And if you’re one of us, from the fish quay, dragged up with countless other bairns whilst your Ma and Da worked their fingers to the bone, then Peggie’ll do nicely.
Becky Gee is the curator of the new collections display Watercolour At War at the Laing Art Gallery. For Becky, the most rewarding part of curating the exhibition was having the time to research artist Ruth Adams and to put on display a number of her works for the first time.
I knew very little about Ruth Adams (1893 – 1948) when I decided to include her 1937 double-sided watercolour The Eagles in the latest exhibition at the Laing Art Gallery. Watercolour at War examines the limitations faced by artists in wartime Britain and The Eagles perfectly illustrates how artists were reusing materials, Adams using both sides of the paper to experiment with seemingly entirely different ideas. It was only through a chance encounter in the paintings store at the Shipley Art Gallery, did I finally get the lead I’d been looking for, sparking a whirlwind of research that has resulted in a much clearer picture of this artist’s life, work and artistic connections.
Mandy Barker is the founder and Creative Director of independent branding studio Sail Creative, who puts social change and impact at the heart of all she does: “design doesn’t only need to look good – it can do good too”. Read on to find out what advice she would give to her 16 year-old self.
By Gemma Ashby (Project Co-ordinator for the Women of Tyneside project)
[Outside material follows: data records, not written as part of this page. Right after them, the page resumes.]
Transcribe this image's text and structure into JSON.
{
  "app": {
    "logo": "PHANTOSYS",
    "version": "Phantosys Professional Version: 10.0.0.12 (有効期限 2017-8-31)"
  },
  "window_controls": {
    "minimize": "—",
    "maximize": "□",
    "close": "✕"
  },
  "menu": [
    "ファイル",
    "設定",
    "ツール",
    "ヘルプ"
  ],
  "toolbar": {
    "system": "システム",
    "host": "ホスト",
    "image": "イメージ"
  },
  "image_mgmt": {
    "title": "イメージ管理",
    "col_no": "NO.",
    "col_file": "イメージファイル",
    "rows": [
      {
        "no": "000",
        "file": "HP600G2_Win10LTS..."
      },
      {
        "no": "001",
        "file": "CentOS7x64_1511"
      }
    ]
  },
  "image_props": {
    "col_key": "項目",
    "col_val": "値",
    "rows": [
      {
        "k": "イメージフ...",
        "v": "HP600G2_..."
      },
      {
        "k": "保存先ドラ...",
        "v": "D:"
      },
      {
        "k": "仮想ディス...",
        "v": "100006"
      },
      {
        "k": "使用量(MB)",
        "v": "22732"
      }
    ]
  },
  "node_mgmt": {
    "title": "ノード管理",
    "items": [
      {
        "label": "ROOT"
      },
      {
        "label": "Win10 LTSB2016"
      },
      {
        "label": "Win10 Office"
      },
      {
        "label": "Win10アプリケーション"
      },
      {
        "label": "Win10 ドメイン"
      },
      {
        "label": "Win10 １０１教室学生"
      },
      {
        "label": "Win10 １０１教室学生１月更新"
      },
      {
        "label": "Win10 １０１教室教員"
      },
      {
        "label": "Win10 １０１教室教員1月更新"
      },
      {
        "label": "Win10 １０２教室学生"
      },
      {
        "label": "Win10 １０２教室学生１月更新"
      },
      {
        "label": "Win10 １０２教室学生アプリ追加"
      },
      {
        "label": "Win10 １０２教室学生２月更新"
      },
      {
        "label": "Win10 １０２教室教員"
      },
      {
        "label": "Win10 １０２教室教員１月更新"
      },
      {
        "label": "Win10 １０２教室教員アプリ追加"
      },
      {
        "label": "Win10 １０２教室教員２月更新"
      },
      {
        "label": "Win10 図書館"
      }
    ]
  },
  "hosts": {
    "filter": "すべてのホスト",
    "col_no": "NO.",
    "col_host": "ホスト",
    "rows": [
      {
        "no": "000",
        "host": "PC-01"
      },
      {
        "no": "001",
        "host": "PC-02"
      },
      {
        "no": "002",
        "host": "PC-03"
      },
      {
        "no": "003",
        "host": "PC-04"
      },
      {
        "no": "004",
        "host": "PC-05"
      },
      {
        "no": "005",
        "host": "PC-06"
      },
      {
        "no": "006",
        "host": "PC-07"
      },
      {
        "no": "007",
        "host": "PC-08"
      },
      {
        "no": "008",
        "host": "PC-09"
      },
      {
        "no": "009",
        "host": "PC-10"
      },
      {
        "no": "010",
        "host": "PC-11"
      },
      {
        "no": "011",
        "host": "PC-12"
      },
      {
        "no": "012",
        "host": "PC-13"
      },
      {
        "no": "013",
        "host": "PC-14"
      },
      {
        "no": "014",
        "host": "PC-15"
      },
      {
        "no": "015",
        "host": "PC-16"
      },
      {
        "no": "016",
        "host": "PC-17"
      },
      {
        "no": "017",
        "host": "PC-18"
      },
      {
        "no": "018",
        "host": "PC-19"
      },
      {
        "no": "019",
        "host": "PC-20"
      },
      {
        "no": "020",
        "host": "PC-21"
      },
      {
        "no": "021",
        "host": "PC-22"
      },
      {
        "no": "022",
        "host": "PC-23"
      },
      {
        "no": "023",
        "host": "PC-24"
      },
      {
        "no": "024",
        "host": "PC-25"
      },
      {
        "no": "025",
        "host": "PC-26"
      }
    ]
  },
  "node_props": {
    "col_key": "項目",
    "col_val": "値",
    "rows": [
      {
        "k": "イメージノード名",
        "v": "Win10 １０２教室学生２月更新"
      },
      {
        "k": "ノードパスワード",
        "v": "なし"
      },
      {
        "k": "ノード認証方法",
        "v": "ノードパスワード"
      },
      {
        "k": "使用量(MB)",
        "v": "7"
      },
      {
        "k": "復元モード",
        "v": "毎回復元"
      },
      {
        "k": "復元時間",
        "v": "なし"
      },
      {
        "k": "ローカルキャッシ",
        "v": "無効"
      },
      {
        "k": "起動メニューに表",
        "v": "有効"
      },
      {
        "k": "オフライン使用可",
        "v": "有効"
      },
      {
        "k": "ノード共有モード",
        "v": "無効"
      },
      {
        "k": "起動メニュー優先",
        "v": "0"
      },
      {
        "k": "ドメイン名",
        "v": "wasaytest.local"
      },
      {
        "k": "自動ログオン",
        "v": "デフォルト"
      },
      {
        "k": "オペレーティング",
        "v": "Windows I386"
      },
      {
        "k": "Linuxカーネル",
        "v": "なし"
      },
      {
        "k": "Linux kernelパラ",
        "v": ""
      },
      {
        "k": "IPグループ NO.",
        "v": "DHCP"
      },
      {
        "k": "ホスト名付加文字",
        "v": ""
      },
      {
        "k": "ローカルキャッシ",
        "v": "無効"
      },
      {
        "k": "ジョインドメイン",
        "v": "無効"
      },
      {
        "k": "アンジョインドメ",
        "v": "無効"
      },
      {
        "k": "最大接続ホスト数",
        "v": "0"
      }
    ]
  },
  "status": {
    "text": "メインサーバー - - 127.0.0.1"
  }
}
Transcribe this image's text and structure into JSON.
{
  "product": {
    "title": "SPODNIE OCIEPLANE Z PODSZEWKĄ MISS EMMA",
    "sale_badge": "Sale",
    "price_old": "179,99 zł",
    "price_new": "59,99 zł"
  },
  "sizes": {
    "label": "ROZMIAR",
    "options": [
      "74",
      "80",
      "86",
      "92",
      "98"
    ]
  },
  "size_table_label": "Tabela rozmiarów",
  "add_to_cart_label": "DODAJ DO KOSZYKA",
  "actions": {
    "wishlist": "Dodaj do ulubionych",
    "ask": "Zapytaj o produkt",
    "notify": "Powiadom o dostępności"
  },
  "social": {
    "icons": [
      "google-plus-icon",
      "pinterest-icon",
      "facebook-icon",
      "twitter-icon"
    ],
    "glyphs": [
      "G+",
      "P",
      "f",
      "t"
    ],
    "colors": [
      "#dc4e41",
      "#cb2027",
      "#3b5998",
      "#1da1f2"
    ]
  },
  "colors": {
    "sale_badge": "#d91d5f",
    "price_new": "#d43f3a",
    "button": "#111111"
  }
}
This blog was inspired by the incredible story of Jane Anne Cawthorn, a munitionette from Tyneside during World War I, shared with us recently by Jane’s great-granddaughter.
As many of us know, this year is the 100th anniversary of some women gaining the right to vote in the UK for the first time. Women’s changing roles in society, and more specifically the workplace, during the First World War is often cited as being one of the main reasons as to why this landmark legislation was passed in 1918.
Danni Gilbert is the Graphic Designer for independent branding studio Sail Creative, who have been behind the incredible branding of our project. Sail prioritise empowerment of their clients and work to inspire and create change with their designs for projects. Read on to find out what advice Danni would give to her 16 year-old self.